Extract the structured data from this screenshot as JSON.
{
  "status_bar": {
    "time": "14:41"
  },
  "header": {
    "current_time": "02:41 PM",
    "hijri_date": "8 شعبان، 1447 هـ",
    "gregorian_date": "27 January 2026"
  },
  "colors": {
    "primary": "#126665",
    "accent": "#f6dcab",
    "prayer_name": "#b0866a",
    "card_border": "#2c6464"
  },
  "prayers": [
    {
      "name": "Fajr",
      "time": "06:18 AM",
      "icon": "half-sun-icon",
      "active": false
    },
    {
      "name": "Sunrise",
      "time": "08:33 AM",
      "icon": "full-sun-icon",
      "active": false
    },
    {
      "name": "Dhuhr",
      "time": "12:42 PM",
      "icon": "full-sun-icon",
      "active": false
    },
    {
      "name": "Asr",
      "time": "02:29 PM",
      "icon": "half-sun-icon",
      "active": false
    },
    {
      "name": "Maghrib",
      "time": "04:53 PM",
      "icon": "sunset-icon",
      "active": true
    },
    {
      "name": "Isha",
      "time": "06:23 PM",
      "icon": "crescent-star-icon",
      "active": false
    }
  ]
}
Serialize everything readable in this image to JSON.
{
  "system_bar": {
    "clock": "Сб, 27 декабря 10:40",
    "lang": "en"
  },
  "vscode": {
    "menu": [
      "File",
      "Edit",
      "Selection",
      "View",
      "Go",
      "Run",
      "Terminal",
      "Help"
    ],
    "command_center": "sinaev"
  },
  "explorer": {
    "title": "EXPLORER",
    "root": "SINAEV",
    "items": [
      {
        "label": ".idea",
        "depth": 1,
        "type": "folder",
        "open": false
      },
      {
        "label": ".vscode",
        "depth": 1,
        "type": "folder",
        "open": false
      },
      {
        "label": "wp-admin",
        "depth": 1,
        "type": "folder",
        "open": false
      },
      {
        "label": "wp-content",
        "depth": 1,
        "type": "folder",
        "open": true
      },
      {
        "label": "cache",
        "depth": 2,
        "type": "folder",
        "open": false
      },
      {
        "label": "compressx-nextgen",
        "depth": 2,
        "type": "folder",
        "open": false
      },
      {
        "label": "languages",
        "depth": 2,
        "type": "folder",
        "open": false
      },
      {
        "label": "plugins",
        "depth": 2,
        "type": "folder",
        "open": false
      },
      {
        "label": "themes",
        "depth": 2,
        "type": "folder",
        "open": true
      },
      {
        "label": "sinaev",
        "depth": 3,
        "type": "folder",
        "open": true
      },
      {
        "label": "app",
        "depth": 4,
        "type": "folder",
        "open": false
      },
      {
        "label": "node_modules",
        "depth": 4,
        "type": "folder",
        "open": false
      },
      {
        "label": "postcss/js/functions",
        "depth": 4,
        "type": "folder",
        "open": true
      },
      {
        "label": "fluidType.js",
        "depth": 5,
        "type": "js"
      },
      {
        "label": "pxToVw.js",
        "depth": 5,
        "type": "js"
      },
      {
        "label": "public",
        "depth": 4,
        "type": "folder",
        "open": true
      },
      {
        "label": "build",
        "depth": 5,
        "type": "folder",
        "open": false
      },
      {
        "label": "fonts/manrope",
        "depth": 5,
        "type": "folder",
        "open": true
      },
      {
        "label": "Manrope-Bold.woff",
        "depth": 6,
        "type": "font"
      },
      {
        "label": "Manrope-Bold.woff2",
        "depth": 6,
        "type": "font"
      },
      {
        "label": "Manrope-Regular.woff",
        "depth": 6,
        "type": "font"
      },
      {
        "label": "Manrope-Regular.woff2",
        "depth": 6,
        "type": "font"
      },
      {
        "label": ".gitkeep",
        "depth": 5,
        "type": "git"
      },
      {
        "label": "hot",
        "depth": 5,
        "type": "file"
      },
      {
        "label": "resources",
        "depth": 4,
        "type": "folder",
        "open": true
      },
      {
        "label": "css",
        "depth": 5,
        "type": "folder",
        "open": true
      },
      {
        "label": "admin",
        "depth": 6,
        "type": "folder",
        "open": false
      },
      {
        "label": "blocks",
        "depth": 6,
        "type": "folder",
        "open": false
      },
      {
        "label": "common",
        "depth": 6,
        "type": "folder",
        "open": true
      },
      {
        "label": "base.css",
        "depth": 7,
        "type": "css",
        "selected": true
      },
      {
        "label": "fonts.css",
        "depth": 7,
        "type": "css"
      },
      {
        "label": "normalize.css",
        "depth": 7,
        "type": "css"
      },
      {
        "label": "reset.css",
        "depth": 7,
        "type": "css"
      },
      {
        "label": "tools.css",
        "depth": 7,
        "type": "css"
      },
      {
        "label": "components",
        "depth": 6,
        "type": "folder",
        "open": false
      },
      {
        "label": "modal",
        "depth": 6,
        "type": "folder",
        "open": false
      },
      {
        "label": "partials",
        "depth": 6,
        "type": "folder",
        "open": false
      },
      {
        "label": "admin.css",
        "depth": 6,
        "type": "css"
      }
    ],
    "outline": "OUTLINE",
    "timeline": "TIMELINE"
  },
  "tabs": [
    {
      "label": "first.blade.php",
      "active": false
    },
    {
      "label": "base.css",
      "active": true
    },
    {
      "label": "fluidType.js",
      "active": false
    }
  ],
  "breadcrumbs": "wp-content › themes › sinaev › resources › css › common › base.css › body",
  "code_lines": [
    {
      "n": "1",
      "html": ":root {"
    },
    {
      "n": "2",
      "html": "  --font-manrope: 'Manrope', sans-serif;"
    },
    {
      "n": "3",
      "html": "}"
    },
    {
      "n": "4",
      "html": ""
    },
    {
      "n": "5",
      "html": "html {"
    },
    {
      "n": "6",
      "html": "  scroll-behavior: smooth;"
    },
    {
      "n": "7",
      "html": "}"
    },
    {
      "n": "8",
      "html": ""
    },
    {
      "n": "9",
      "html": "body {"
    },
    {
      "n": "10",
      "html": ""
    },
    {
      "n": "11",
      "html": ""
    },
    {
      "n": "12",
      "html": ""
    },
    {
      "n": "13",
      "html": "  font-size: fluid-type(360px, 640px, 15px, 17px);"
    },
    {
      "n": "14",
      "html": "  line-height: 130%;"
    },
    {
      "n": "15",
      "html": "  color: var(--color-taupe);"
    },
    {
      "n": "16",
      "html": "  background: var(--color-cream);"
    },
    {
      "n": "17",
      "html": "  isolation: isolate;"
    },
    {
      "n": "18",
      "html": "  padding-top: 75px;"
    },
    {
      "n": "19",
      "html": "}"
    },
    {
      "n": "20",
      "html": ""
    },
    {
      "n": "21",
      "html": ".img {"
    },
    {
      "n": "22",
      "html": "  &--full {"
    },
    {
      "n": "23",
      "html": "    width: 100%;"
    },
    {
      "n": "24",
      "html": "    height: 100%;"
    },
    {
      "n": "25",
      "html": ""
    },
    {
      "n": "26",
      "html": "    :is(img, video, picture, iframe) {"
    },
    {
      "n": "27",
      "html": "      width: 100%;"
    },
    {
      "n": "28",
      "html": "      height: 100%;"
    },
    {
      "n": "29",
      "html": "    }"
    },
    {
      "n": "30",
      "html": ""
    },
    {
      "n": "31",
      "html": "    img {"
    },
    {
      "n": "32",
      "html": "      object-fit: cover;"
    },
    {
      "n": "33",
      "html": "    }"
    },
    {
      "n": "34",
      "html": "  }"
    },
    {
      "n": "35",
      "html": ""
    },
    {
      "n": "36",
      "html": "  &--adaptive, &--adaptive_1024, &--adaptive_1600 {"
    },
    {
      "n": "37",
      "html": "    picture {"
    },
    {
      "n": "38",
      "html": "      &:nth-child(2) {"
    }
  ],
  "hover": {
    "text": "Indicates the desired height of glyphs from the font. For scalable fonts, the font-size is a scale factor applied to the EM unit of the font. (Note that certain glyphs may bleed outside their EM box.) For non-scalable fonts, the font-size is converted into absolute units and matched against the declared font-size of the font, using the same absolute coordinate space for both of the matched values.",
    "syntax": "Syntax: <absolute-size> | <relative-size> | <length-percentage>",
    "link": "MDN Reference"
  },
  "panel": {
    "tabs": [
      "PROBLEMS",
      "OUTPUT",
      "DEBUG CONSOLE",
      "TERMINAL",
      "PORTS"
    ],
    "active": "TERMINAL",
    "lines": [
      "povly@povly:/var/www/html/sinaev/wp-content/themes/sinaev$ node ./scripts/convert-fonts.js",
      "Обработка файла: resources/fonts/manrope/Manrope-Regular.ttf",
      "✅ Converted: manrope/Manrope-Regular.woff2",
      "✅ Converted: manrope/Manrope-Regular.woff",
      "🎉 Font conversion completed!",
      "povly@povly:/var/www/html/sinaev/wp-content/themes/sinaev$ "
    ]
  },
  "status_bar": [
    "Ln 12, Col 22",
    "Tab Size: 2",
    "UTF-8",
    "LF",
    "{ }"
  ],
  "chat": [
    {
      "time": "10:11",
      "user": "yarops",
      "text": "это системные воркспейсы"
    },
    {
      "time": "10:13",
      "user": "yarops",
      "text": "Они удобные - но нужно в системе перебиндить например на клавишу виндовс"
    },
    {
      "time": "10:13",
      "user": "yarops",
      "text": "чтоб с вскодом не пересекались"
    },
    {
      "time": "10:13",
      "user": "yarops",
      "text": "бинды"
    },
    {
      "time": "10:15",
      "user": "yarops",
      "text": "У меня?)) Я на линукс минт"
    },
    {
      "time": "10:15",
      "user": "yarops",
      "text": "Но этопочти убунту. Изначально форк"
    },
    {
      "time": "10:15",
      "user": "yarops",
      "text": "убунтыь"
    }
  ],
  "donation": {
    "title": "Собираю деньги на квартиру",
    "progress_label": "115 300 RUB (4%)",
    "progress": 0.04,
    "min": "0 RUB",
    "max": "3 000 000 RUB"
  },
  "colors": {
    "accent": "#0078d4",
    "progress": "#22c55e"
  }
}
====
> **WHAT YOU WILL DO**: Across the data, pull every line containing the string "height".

> **YOUR RESPONSE**:
      "html": "  line-height: 130%;"
      "html": "    height: 100%;"
      "html": "      height: 100%;"
    "text": "Indicates the desired height of glyphs from the font. For scalable fonts, the font-size is a scale factor applied to the EM unit of the font. (Note that certain glyphs may bleed outside their EM box.) For non-scalable fonts, the font-size is converted into absolute units and matched against the declared font-size of the font, using the same absolute coordinate space for both of the matched values.",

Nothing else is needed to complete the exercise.